This study estimates the economic value of an increase in ecosystem services attributable to the reduced acidification expected from more stringent air pollution policy. By integrating a detailed biogeochemical model that projects future ecological recovery with economic methods that measure preferences for specific ecological improvements, we estimate the economic value of ecological benefits from new air pollution policies in the Southern Appalachian ecosystem. Our results indicate that these policies generate aggregate benefits of about $3.7 billion, or about $16 per year per household in the region. The study provides currently missing information about the ecological benefits from air pollution policies that is needed to evaluate such policies comprehensively. More broadly, the study also illustrates how integrated biogeochemical and economic assessments of multidimensional ecosystems can evaluate the relative benefits of different policy options that vary by scale and across ecosystem attributes.
Resources Magazine — May 20, 2021
Federal Climate Policy Toolkit: Land Use, Forestry, and Agriculture
A review of the federal policy options for increasing land-related carbon storage and reducing emissions from agricultural land uses and production activities.

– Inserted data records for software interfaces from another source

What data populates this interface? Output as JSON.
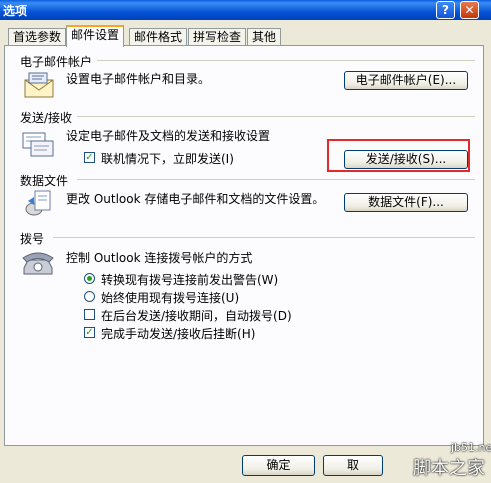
{
  "window": {
    "title": "选项",
    "help_glyph": "?",
    "close_glyph": "✕"
  },
  "tabs": [
    {
      "label": "首选参数"
    },
    {
      "label": "邮件设置",
      "active": true
    },
    {
      "label": "邮件格式"
    },
    {
      "label": "拼写检查"
    },
    {
      "label": "其他"
    }
  ],
  "email_accounts": {
    "heading": "电子邮件帐户",
    "description": "设置电子邮件帐户和目录。",
    "button": "电子邮件帐户(E)..."
  },
  "send_receive": {
    "heading": "发送/接收",
    "description": "设定电子邮件及文档的发送和接收设置",
    "checkbox_label": "联机情况下，立即发送(I)",
    "checkbox_checked": true,
    "button": "发送/接收(S)..."
  },
  "data_files": {
    "heading": "数据文件",
    "description": "更改 Outlook 存储电子邮件和文档的文件设置。",
    "button": "数据文件(F)..."
  },
  "dialup": {
    "heading": "拨号",
    "description": "控制 Outlook 连接拨号帐户的方式",
    "options": [
      {
        "label": "转换现有拨号连接前发出警告(W)",
        "type": "radio",
        "checked": true
      },
      {
        "label": "始终使用现有拨号连接(U)",
        "type": "radio",
        "checked": false
      },
      {
        "label": "在后台发送/接收期间，自动拨号(D)",
        "type": "checkbox",
        "checked": false
      },
      {
        "label": "完成手动发送/接收后挂断(H)",
        "type": "checkbox",
        "checked": true
      }
    ]
  },
  "footer": {
    "ok": "确定",
    "cancel_partial": "取"
  },
  "watermark": {
    "url": "jb51.net",
    "logo": "脚本之家"
  },
  "colors": {
    "highlight": "#E52828",
    "tab_accent": "#F5A623",
    "title_bar": "#0454D8"
  },
  "icons": [
    "mail-envelope-icon",
    "send-receive-icon",
    "data-file-icon",
    "telephone-icon"
  ]
}
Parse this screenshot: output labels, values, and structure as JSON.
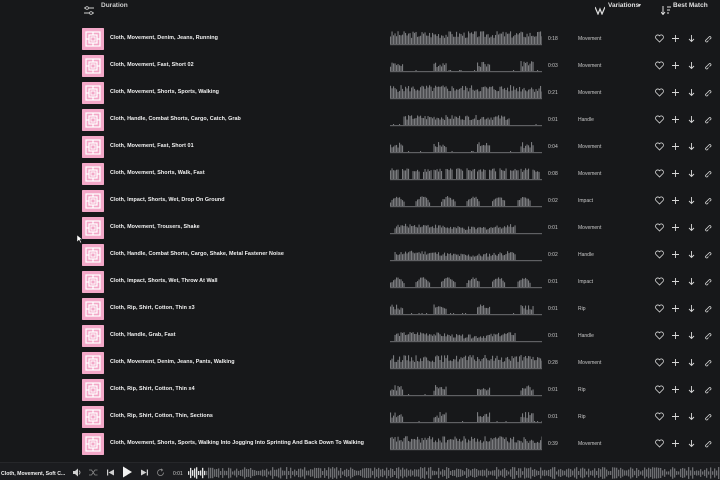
{
  "toolbar": {
    "duration_label": "Duration",
    "variations_label": "Variations",
    "sort_label": "Best Match"
  },
  "rows": [
    {
      "title": "Cloth, Movement, Denim, Jeans, Running",
      "duration": "0:18",
      "category": "Movement"
    },
    {
      "title": "Cloth, Movement, Fast, Short 02",
      "duration": "0:03",
      "category": "Movement"
    },
    {
      "title": "Cloth, Movement, Shorts, Sports, Walking",
      "duration": "0:21",
      "category": "Movement"
    },
    {
      "title": "Cloth, Handle, Combat Shorts, Cargo, Catch, Grab",
      "duration": "0:01",
      "category": "Handle"
    },
    {
      "title": "Cloth, Movement, Fast, Short 01",
      "duration": "0:04",
      "category": "Movement"
    },
    {
      "title": "Cloth, Movement, Shorts, Walk, Fast",
      "duration": "0:08",
      "category": "Movement"
    },
    {
      "title": "Cloth, Impact, Shorts, Wet, Drop On Ground",
      "duration": "0:02",
      "category": "Impact"
    },
    {
      "title": "Cloth, Movement, Trousers, Shake",
      "duration": "0:01",
      "category": "Movement"
    },
    {
      "title": "Cloth, Handle, Combat Shorts, Cargo, Shake, Metal Fastener Noise",
      "duration": "0:02",
      "category": "Handle"
    },
    {
      "title": "Cloth, Impact, Shorts, Wet, Throw At Wall",
      "duration": "0:01",
      "category": "Impact"
    },
    {
      "title": "Cloth, Rip, Shirt, Cotton, Thin x3",
      "duration": "0:01",
      "category": "Rip"
    },
    {
      "title": "Cloth, Handle, Grab, Fast",
      "duration": "0:01",
      "category": "Handle"
    },
    {
      "title": "Cloth, Movement, Denim, Jeans, Pants, Walking",
      "duration": "0:28",
      "category": "Movement"
    },
    {
      "title": "Cloth, Rip, Shirt, Cotton, Thin x4",
      "duration": "0:01",
      "category": "Rip"
    },
    {
      "title": "Cloth, Rip, Shirt, Cotton, Thin, Sections",
      "duration": "0:01",
      "category": "Rip"
    },
    {
      "title": "Cloth, Movement, Shorts, Sports, Walking Into Jogging Into Sprinting And Back Down To Walking",
      "duration": "0:39",
      "category": "Movement"
    }
  ],
  "player": {
    "title": "Cloth, Movement, Soft C...",
    "time": "0:01"
  },
  "colors": {
    "background": "#17181a",
    "thumbnail": "#f3a8c8",
    "waveform": "#7a7b7e"
  }
}
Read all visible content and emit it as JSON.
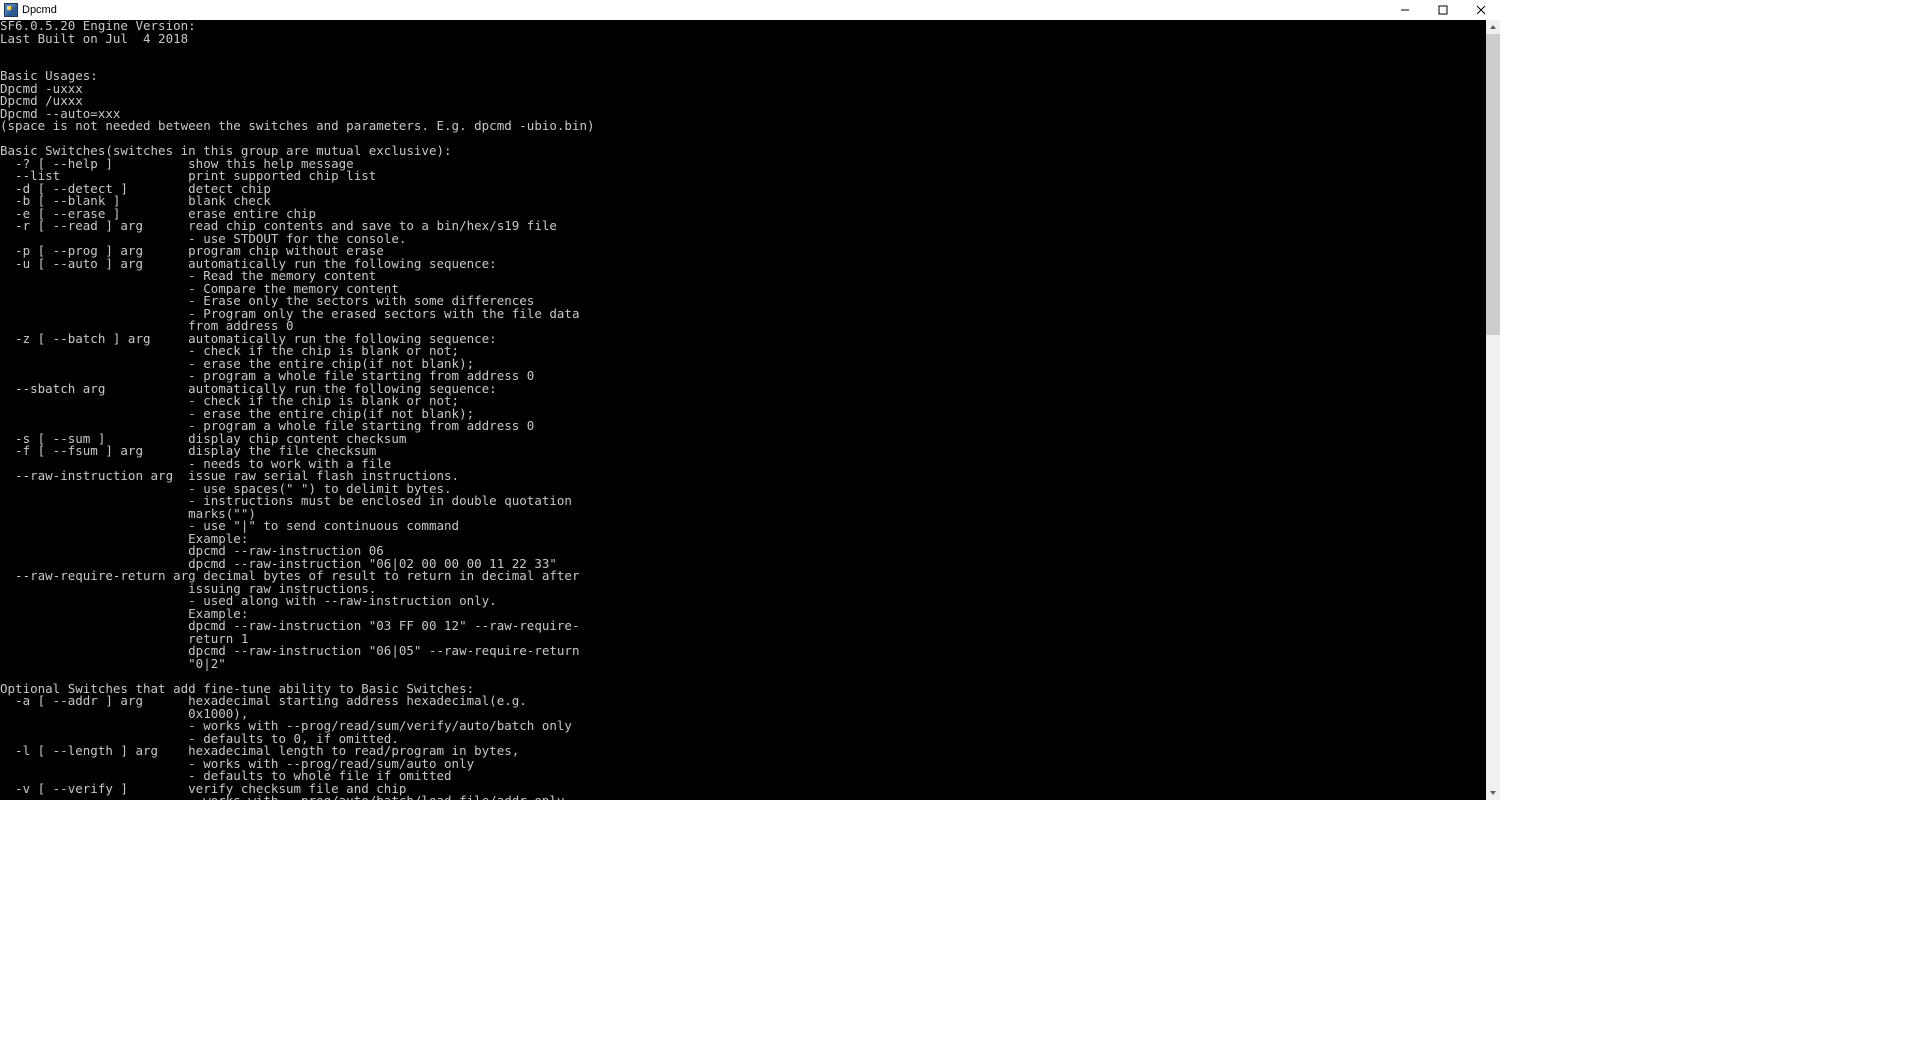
{
  "window": {
    "title": "Dpcmd"
  },
  "console_text": "SF6.0.5.20 Engine Version:\nLast Built on Jul  4 2018\n\n\nBasic Usages:\nDpcmd -uxxx\nDpcmd /uxxx\nDpcmd --auto=xxx\n(space is not needed between the switches and parameters. E.g. dpcmd -ubio.bin)\n\nBasic Switches(switches in this group are mutual exclusive):\n  -? [ --help ]          show this help message\n  --list                 print supported chip list\n  -d [ --detect ]        detect chip\n  -b [ --blank ]         blank check\n  -e [ --erase ]         erase entire chip\n  -r [ --read ] arg      read chip contents and save to a bin/hex/s19 file\n                         - use STDOUT for the console.\n  -p [ --prog ] arg      program chip without erase\n  -u [ --auto ] arg      automatically run the following sequence:\n                         - Read the memory content\n                         - Compare the memory content\n                         - Erase only the sectors with some differences\n                         - Program only the erased sectors with the file data\n                         from address 0\n  -z [ --batch ] arg     automatically run the following sequence:\n                         - check if the chip is blank or not;\n                         - erase the entire chip(if not blank);\n                         - program a whole file starting from address 0\n  --sbatch arg           automatically run the following sequence:\n                         - check if the chip is blank or not;\n                         - erase the entire chip(if not blank);\n                         - program a whole file starting from address 0\n  -s [ --sum ]           display chip content checksum\n  -f [ --fsum ] arg      display the file checksum\n                         - needs to work with a file\n  --raw-instruction arg  issue raw serial flash instructions.\n                         - use spaces(\" \") to delimit bytes.\n                         - instructions must be enclosed in double quotation\n                         marks(\"\")\n                         - use \"|\" to send continuous command\n                         Example:\n                         dpcmd --raw-instruction 06\n                         dpcmd --raw-instruction \"06|02 00 00 00 11 22 33\"\n  --raw-require-return arg decimal bytes of result to return in decimal after\n                         issuing raw instructions.\n                         - used along with --raw-instruction only.\n                         Example:\n                         dpcmd --raw-instruction \"03 FF 00 12\" --raw-require-\n                         return 1\n                         dpcmd --raw-instruction \"06|05\" --raw-require-return\n                         \"0|2\"\n\nOptional Switches that add fine-tune ability to Basic Switches:\n  -a [ --addr ] arg      hexadecimal starting address hexadecimal(e.g.\n                         0x1000),\n                         - works with --prog/read/sum/verify/auto/batch only\n                         - defaults to 0, if omitted.\n  -l [ --length ] arg    hexadecimal length to read/program in bytes,\n                         - works with --prog/read/sum/auto only\n                         - defaults to whole file if omitted\n  -v [ --verify ]        verify checksum file and chip\n                         - works with --prog/auto/batch/load-file/addr only"
}
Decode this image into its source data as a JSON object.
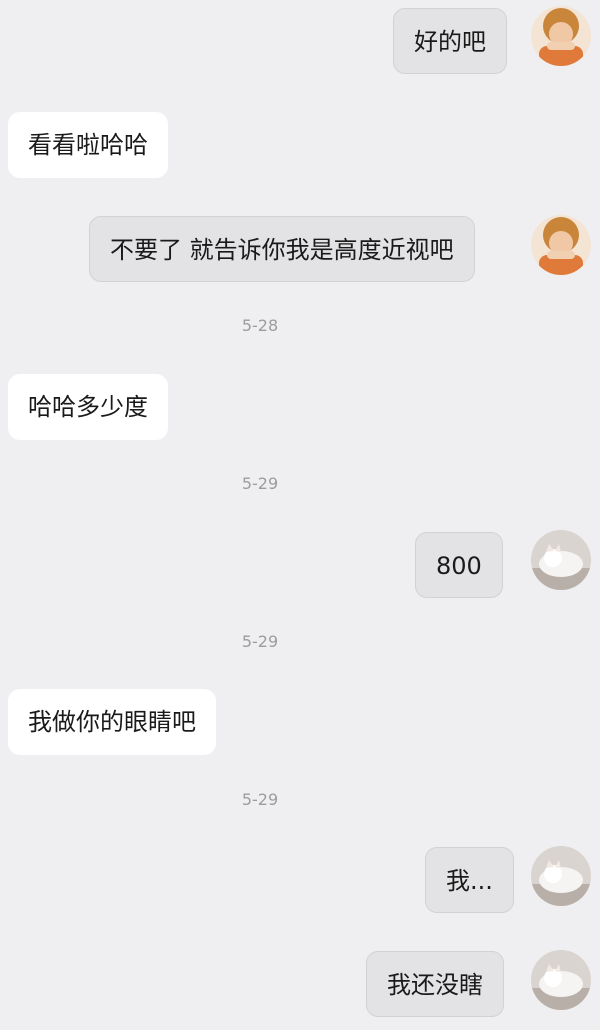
{
  "messages": [
    {
      "text": "好的吧"
    },
    {
      "text": "看看啦哈哈"
    },
    {
      "text": "不要了 就告诉你我是高度近视吧"
    },
    {
      "text": "哈哈多少度"
    },
    {
      "text": "800"
    },
    {
      "text": "我做你的眼睛吧"
    },
    {
      "text": "我..."
    },
    {
      "text": "我还没瞎"
    }
  ],
  "timestamps": [
    "5-28",
    "5-29",
    "5-29",
    "5-29"
  ]
}
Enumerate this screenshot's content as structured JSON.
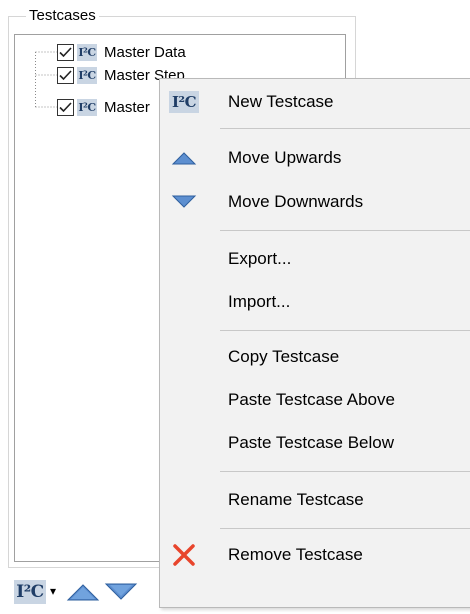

Common Resources — Apr 28, 2021
Can Timber Extraction Permits Help Conserve Tropical Forests?
Some claim that awarding permits for timber extraction can help conserve tropical forests by discouraging illegal logging and land-use change. A recent journal article examines whether satellite data measuring forest loss support this claim.
Common Resources — Apr 14, 2021
Getting to 30x30: Important Considerations for the Biden Administration’s Conservation Agenda
RFF’s Alexandra Thompson and Margaret Walls answer key questions that surround the Biden administration’s ambitious push to conserve 30 percent of US lands and waters by 2030.